__EXERCISE GOAL__
Set every record down again, exactly and completely.

__DATASET EXTRACT__
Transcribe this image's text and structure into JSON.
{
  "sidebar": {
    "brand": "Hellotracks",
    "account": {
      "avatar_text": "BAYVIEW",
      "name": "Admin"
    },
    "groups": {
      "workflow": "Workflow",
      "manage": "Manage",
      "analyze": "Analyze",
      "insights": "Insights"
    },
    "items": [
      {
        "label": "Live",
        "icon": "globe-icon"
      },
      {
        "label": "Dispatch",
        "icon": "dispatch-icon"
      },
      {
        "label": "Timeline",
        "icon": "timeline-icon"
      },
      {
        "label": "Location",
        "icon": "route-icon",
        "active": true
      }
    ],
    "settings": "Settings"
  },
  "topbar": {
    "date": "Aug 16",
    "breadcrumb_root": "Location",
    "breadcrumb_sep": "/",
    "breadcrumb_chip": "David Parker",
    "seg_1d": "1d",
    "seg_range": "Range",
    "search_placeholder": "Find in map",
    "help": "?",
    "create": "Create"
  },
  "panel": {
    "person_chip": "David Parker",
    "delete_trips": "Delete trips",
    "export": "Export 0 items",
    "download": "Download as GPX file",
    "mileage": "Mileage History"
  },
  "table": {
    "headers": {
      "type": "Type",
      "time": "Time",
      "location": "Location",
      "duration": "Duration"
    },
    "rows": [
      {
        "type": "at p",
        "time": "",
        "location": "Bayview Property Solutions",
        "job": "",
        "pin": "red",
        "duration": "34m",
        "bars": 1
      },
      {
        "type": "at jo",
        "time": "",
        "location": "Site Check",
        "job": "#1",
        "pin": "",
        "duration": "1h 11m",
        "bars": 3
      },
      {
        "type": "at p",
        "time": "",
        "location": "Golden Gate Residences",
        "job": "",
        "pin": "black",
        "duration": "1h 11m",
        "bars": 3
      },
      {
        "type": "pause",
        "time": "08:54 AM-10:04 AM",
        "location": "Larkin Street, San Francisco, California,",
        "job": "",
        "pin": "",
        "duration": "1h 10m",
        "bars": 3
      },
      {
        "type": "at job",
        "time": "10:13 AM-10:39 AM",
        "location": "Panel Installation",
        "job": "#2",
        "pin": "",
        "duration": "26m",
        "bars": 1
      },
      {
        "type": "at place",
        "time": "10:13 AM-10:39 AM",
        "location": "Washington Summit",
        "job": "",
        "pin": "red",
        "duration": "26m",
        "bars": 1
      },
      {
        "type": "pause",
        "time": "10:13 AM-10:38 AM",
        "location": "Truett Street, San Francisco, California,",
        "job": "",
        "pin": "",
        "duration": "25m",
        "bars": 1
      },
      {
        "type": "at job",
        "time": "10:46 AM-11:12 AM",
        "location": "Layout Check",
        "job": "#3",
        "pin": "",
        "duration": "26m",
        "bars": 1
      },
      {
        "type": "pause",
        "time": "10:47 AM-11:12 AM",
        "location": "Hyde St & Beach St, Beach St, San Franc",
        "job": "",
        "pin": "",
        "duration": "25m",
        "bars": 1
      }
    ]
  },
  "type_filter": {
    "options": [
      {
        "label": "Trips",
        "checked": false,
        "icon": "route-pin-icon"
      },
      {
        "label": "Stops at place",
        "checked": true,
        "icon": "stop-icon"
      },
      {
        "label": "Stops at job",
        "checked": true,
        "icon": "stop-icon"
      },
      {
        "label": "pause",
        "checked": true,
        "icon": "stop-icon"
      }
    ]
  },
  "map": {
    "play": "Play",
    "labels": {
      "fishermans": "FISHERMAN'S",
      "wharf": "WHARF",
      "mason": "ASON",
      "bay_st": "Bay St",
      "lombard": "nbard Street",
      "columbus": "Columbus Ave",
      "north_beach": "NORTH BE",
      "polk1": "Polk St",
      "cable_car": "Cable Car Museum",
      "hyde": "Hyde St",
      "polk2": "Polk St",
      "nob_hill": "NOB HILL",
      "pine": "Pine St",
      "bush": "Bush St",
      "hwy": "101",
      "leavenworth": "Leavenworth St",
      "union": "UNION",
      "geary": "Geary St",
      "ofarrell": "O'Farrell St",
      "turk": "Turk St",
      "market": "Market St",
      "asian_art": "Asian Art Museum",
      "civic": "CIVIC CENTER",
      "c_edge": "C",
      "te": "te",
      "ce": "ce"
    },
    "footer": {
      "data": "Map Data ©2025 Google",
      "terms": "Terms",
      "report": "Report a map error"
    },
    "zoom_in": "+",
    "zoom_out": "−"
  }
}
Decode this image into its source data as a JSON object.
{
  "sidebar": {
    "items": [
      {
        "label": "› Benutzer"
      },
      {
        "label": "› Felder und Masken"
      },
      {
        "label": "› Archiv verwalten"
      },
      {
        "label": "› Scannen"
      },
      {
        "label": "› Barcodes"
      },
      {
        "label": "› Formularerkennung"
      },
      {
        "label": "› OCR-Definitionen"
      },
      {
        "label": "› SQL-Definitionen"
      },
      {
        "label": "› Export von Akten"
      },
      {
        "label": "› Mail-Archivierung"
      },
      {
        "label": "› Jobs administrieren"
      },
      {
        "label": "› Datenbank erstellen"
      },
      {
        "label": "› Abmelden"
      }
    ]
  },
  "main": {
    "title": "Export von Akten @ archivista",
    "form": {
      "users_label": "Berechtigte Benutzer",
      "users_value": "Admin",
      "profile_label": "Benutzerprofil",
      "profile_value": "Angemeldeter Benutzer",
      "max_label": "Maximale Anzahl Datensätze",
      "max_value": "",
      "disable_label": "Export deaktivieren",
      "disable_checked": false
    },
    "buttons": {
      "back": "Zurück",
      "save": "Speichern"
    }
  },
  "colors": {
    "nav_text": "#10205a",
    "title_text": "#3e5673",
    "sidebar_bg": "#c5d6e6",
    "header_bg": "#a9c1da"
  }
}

__FINAL ANSWER__
Transcribe this image's text and structure into JSON.
{
  "sidebar": {
    "brand": "Hellotracks",
    "account": {
      "avatar_text": "BAYVIEW",
      "name": "Admin"
    },
    "groups": {
      "workflow": "Workflow",
      "manage": "Manage",
      "analyze": "Analyze",
      "insights": "Insights"
    },
    "items": [
      {
        "label": "Live",
        "icon": "globe-icon"
      },
      {
        "label": "Dispatch",
        "icon": "dispatch-icon"
      },
      {
        "label": "Timeline",
        "icon": "timeline-icon"
      },
      {
        "label": "Location",
        "icon": "route-icon",
        "active": true
      }
    ],
    "settings": "Settings"
  },
  "topbar": {
    "date": "Aug 16",
    "breadcrumb_root": "Location",
    "breadcrumb_sep": "/",
    "breadcrumb_chip": "David Parker",
    "seg_1d": "1d",
    "seg_range": "Range",
    "search_placeholder": "Find in map",
    "help": "?",
    "create": "Create"
  },
  "panel": {
    "person_chip": "David Parker",
    "delete_trips": "Delete trips",
    "export": "Export 0 items",
    "download": "Download as GPX file",
    "mileage": "Mileage History"
  },
  "table": {
    "headers": {
      "type": "Type",
      "time": "Time",
      "location": "Location",
      "duration": "Duration"
    },
    "rows": [
      {
        "type": "at p",
        "time": "",
        "location": "Bayview Property Solutions",
        "job": "",
        "pin": "red",
        "duration": "34m",
        "bars": 1
      },
      {
        "type": "at jo",
        "time": "",
        "location": "Site Check",
        "job": "#1",
        "pin": "",
        "duration": "1h 11m",
        "bars": 3
      },
      {
        "type": "at p",
        "time": "",
        "location": "Golden Gate Residences",
        "job": "",
        "pin": "black",
        "duration": "1h 11m",
        "bars": 3
      },
      {
        "type": "pause",
        "time": "08:54 AM-10:04 AM",
        "location": "Larkin Street, San Francisco, California,",
        "job": "",
        "pin": "",
        "duration": "1h 10m",
        "bars": 3
      },
      {
        "type": "at job",
        "time": "10:13 AM-10:39 AM",
        "location": "Panel Installation",
        "job": "#2",
        "pin": "",
        "duration": "26m",
        "bars": 1
      },
      {
        "type": "at place",
        "time": "10:13 AM-10:39 AM",
        "location": "Washington Summit",
        "job": "",
        "pin": "red",
        "duration": "26m",
        "bars": 1
      },
      {
        "type": "pause",
        "time": "10:13 AM-10:38 AM",
        "location": "Truett Street, San Francisco, California,",
        "job": "",
        "pin": "",
        "duration": "25m",
        "bars": 1
      },
      {
        "type": "at job",
        "time": "10:46 AM-11:12 AM",
        "location": "Layout Check",
        "job": "#3",
        "pin": "",
        "duration": "26m",
        "bars": 1
      },
      {
        "type": "pause",
        "time": "10:47 AM-11:12 AM",
        "location": "Hyde St & Beach St, Beach St, San Franc",
        "job": "",
        "pin": "",
        "duration": "25m",
        "bars": 1
      }
    ]
  },
  "type_filter": {
    "options": [
      {
        "label": "Trips",
        "checked": false,
        "icon": "route-pin-icon"
      },
      {
        "label": "Stops at place",
        "checked": true,
        "icon": "stop-icon"
      },
      {
        "label": "Stops at job",
        "checked": true,
        "icon": "stop-icon"
      },
      {
        "label": "pause",
        "checked": true,
        "icon": "stop-icon"
      }
    ]
  },
  "map": {
    "play": "Play",
    "labels": {
      "fishermans": "FISHERMAN'S",
      "wharf": "WHARF",
      "mason": "ASON",
      "bay_st": "Bay St",
      "lombard": "nbard Street",
      "columbus": "Columbus Ave",
      "north_beach": "NORTH BE",
      "polk1": "Polk St",
      "cable_car": "Cable Car Museum",
      "hyde": "Hyde St",
      "polk2": "Polk St",
      "nob_hill": "NOB HILL",
      "pine": "Pine St",
      "bush": "Bush St",
      "hwy": "101",
      "leavenworth": "Leavenworth St",
      "union": "UNION",
      "geary": "Geary St",
      "ofarrell": "O'Farrell St",
      "turk": "Turk St",
      "market": "Market St",
      "asian_art": "Asian Art Museum",
      "civic": "CIVIC CENTER",
      "c_edge": "C",
      "te": "te",
      "ce": "ce"
    },
    "footer": {
      "data": "Map Data ©2025 Google",
      "terms": "Terms",
      "report": "Report a map error"
    },
    "zoom_in": "+",
    "zoom_out": "−"
  }
}
Decode this image into its source data as a JSON object.
{
  "sidebar": {
    "items": [
      {
        "label": "› Benutzer"
      },
      {
        "label": "› Felder und Masken"
      },
      {
        "label": "› Archiv verwalten"
      },
      {
        "label": "› Scannen"
      },
      {
        "label": "› Barcodes"
      },
      {
        "label": "› Formularerkennung"
      },
      {
        "label": "› OCR-Definitionen"
      },
      {
        "label": "› SQL-Definitionen"
      },
      {
        "label": "› Export von Akten"
      },
      {
        "label": "› Mail-Archivierung"
      },
      {
        "label": "› Jobs administrieren"
      },
      {
        "label": "› Datenbank erstellen"
      },
      {
        "label": "› Abmelden"
      }
    ]
  },
  "main": {
    "title": "Export von Akten @ archivista",
    "form": {
      "users_label": "Berechtigte Benutzer",
      "users_value": "Admin",
      "profile_label": "Benutzerprofil",
      "profile_value": "Angemeldeter Benutzer",
      "max_label": "Maximale Anzahl Datensätze",
      "max_value": "",
      "disable_label": "Export deaktivieren",
      "disable_checked": false
    },
    "buttons": {
      "back": "Zurück",
      "save": "Speichern"
    }
  },
  "colors": {
    "nav_text": "#10205a",
    "title_text": "#3e5673",
    "sidebar_bg": "#c5d6e6",
    "header_bg": "#a9c1da"
  }
}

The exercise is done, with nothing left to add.